The traditional ‘bird’ of Christmas Dinner is, I think the goose, but this has now been firmly superseded by the turkey, due largely to its greater post-Christmas adaptability in sandwich, curry and rissole. Henry the Eighth, it is said, was the first person to eat Christmas turkey in the UK and, looking at some of the sandwiches in the shops around this time of the year, the same bird is still doing the rounds. It is traditional to concur, when taking one’s first mouthful, that it is a bit dry and ask for more gravy. As a non-meat eater, I will traditionally be asked at this point if I would like some ham.
Christmas Dinner is, in effect, a standard Sunday Roast with knobs on, separated from ‘the normal’ by volume and accoutrement:
• Brussel Sprouts are, for many people, a once-a-year veg. Traditionally boiled for approximately three weeks before the day and hidden under the table during the meal.
• Bread Sauce – follows the English tradition of taking something relatively bland and stodgy and transforming it into something even blander and stodgier.
• Pigs in Blankets – pork sausage wrapped in bacon (so, more correctly Pigs in Pig, I would argue) presents the UK diner with the unique opportunity to accompany a meal with the sensation of inadvertently driving a cocktail stick through the hard palate and into the nasal cavity.
• Cranberry Sauce – this is most un-British, like having gravy on your pudding. Tolerated only on this one day of the year. For the rest of the year such gastronomic eccentricities are left to the French.
• Wine, both red and white may be served. Grandma, robbed of her mug of tea, will reluctantly agree to have a glass of port and lemonade (‘More lemonade than port, please. Well, perhaps just a splash more port…’), before falling to sleep and coughing her false teeth into the mash.

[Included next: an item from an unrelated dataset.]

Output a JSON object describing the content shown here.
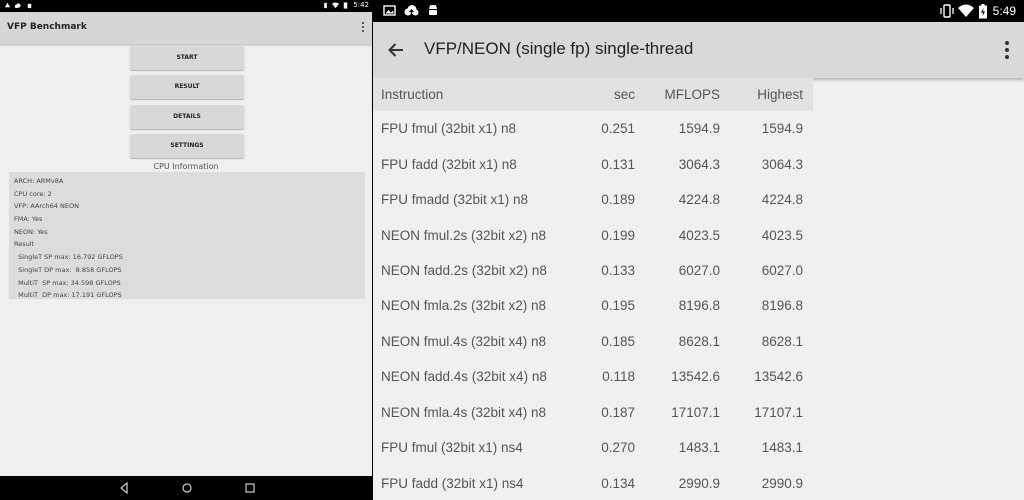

After the meal has been eaten, the plates have been cleared and the worst of it mopped off grandad’s shirt, comes the Christmas Pudding: the densest duff since Cnut. The glistening globe is placed, steaming, in the centre of the table before being doused in brandy and set alight, to shrieks of admiration from everyone around the table, except for grandma who has woken to find her hairpiece is on fire. The brandy soaked pudding is usually served with brandy butter, brandy sauce and brandy – or perhaps that’s just our house. In the past, the pudding would contain a silver sixpence, which the lucky finder would use to get their teeth fixed.

Only the hardiest of souls, and those desperate to avoid the washing up, will attempt to tackle the cheese and biscuits after all of this. Those wishing to have a cigar will be sent to the bottom of the garden as the smell makes Auntie Vera nauseous. Unfortunately, the bottom of the garden contains a compost heap that makes the smokers nauseous.

When the traditional moaning about who always gets landed with the washing up has subsided everyone settles down for an afternoon doze.

The first to wake opens the window and lets it out.